Monsters Club Ltd.
Grade: B +
Director: Dan Scanlon
Starring the voices of: Billy Crystal, John Goodman, Helen Mirren and Steve Buscemi
MPAA Rating: G
Running Time: 1 hr. 50 min.
There’s an urge to lump Monsters University, Pixar Animation’s first prequel, in with the studio’s last stab at a sequel. But whereas Cars 2 was a lackluster, uncreative money grab, Monsters University is, well, a money grab. But it also exhumes the studio’s signature wit and charm, mothballed since 2010’s Toy Story 3.
Speaking of which, Monsters University fits purposely into the timeline of Pixar’s maturing target audience that began with youngsters who discovered the hidden world of their playthings in 1995 with Toy Story. They’re also the teenagers who, 15 years later, left behind those old childhood playthings en route to college in Toy Story 3.
Three years later, that college life is the setting for Monsters University, a prequel to 2001’s Monsters, Inc., where kids saw an imaginary world behind the bedtime fears. Billy Crystal and John Goodman reprise their roles as the younger incarnations of Mike Wazowski and James “Sulley” Sullivan, respectively. The uni-eyed Mike enrolls in the titular college hoping to major in scaring and eventually land a job at Monsters, Inc., “the big leagues.” Sulley, on the other hand, is a lunkheaded child of privilege who gets by on his family name and one go-to fright face. The hard-charging but scareless Mike resents the lazy Sulley, while Sulley dislikes know-it-all Mike.
Mishaps eventually thrust the two together as members of Oozma Kappa fraternity (“We’re OK!”), a melange of misfits who are distinct underdogs in the annual Scare Games. Both the games and scaring program are overseen by strict Dean Hardscrabble (Helen Mirren), a Hogwarts-esque headmistress who holds the keys to Mike and Sulley’s futures at MU.

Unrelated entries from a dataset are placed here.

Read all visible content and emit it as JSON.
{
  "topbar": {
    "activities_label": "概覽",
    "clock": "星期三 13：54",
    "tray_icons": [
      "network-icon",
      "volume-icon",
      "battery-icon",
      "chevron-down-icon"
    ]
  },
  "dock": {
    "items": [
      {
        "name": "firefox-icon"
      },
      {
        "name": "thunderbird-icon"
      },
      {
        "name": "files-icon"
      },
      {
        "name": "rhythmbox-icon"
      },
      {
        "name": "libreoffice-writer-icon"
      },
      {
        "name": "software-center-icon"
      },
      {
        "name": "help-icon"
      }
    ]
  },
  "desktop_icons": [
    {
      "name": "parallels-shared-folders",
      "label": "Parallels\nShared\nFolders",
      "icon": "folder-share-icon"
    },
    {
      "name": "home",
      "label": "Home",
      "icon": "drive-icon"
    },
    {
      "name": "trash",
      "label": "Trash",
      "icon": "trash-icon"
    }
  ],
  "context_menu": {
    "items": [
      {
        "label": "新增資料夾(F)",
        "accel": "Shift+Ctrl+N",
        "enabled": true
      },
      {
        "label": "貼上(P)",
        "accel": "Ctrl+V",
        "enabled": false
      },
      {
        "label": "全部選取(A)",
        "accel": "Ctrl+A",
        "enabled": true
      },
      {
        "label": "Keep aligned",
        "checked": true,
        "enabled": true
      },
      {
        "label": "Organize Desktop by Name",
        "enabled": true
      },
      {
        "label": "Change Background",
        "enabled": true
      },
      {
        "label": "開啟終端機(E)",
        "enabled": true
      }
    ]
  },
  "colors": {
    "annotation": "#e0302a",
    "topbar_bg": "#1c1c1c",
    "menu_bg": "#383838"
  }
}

The plot is as old as Revenge of the Nerds and as recent as The House Bunny and Pitch Perfect. But in the hands of Pixar, director Dan Scanlon and a terrific cast led by Crystal and Goodman (both with voices born for animation), the threadbare story reaches humorous and enjoyable heights. The film doesn’t approach the level of Pixar’s elite entries—the Toy Story series, The Incredibles, Up, WALL-E, Ratatouille, and even Finding Nemo. But it exudes a sure-handed, polished professionalism that is both entertaining for kids and reassuring for adults. The film also reclaims some of the luster Pixar lost in the wake of Cars 2 and even the ambitious but uneven Brave. Still, the fact that Monsters University is the best animated film this year reveals more about the state of animated filmmaking than the merits of the movie.